- Amazon API Gateway Supports Regional API Endpoints (November 2, 2017)
- Lambda@Edge Now Supports Content-Based Dynamic Origin Selection, Network Calls from Viewer Events, and Advanced Response Generation (November 21, 2017)
Let’s break these down and how they can help us implement the Strangler Pattern with AWS Lambda.
By allowing you to deploy your API Gateway as a regional based endpoint, now you have far greater control over your strangler — because we aren’t going to use the API Gateway as the strangler facade — but rather as the thing that we want to eventually fully replace the system we are trying to strangle. Again, you could technically do a strangler pattern with API Gateway since they announced HTTP Proxy support, binary content, and catch-all path based routing but by keeping it separate it allows for far greater flexibility. For instance, one of the best things about the Lambda ecosystem is the ability to cheaply operate in multiple regions. If I am trying to strangle something while also releasing my new serverless features in multiple regions, I don’t want to have to deploy the very thing I am trying to strangle in other regions, too! I might only want my Lambdas to be multi-region deployed and I don’t want to wait until I’ve shut down the last bit of my old system before I go multi-region with my new functionality. Or, if there are specific parts of your application that can be deployed to multiple regions and other parts that need to be centralized to a single region (due to complexities that you are not ready to tackle in the current state of your journey, e.g. distributed data), then it would be ideal to keep your API gateways as regional based services. Each region might have different parts of the functionality of the complete system. However, this all leaves a large question to be answered — where is your strangler facade, and how would you know when to route certain requests to an AWS API gateway in one region, vs another, and yet still other requests to the system you are trying to strangle?
Lambda @ Edge Dynamic Origin Selection
This is the announcement that underpins the entire capability of implementing a programatic Serverless Strangler Pattern. The key is the ability to dynamically switch origins where a request is routed. Now we can programmatically build as sophisticated of a strangler as we want that is itself a Lambda — but one that is running on a CDN that we fully manage ourselves! The Lambda could look at any number of parts of the request to determine how to route the request — should it go to the monolith? Should it go to an API Gateway that we implemented? Should it go an AWS API Gateway in XYZ Region? The choice is up to us — and it’s something that over time will allow us to strangle out our monolith or container based microservices with a fully serverless architecture without needing to do that “big bang” migration that the strangler pattern was meant to prevent you from doing in the first place. Additionally it solves our concern of the strangler being an actual program that we can manage and evolve over time, separate from anything we might implement in an AWS API Gateway.

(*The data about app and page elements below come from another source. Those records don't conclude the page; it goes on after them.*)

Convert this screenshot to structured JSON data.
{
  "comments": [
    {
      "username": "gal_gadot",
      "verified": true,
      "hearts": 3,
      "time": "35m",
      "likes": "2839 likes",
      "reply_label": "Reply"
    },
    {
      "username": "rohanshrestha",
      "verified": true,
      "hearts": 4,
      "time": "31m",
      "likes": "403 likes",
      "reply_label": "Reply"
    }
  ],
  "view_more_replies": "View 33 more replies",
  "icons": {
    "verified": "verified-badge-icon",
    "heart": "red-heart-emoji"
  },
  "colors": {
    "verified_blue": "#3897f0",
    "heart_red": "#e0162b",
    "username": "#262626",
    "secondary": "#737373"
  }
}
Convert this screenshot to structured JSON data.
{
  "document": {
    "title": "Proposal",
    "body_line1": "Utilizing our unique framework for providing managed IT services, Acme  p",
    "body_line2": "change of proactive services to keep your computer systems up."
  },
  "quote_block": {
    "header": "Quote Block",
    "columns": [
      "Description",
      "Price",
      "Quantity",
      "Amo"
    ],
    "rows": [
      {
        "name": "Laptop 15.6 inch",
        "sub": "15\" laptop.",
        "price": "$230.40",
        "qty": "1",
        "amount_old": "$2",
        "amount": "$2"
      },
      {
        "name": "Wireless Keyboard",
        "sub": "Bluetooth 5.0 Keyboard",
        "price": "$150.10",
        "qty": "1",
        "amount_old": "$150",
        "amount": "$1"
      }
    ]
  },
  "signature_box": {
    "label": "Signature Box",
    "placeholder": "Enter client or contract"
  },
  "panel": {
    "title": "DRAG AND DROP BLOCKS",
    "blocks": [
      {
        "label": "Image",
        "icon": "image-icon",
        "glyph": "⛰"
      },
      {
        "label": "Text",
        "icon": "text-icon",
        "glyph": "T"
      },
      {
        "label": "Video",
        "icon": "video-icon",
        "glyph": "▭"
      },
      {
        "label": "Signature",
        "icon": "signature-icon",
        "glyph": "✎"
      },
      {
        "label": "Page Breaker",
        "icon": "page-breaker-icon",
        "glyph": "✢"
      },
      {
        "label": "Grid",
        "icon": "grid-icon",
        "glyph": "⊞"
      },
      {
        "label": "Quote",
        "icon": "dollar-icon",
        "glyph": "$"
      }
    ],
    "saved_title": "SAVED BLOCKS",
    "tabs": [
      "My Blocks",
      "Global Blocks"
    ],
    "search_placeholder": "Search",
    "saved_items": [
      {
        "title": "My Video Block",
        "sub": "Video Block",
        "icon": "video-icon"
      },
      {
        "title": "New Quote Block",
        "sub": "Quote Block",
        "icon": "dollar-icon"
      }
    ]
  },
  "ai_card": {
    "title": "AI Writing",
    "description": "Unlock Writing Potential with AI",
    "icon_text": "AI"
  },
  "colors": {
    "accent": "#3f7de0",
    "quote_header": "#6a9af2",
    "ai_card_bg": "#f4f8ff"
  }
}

Here’s an example of what this might look like:
Lambda @ Edge is really beginning to shine. I’ve outlined how you might be able to use it to implement a serverless strangler pattern on AWS. However, you shouldn’t limit yourself to using it purely as an advanced HTTP router — there may be entire apps you could run in the edge itself instead of shipping requests back to an API Gateway within a Region.
I get the feeling this is only the beginning of the Serverless ecosystem announcements for re:Invent. Let’s see what the next week brings!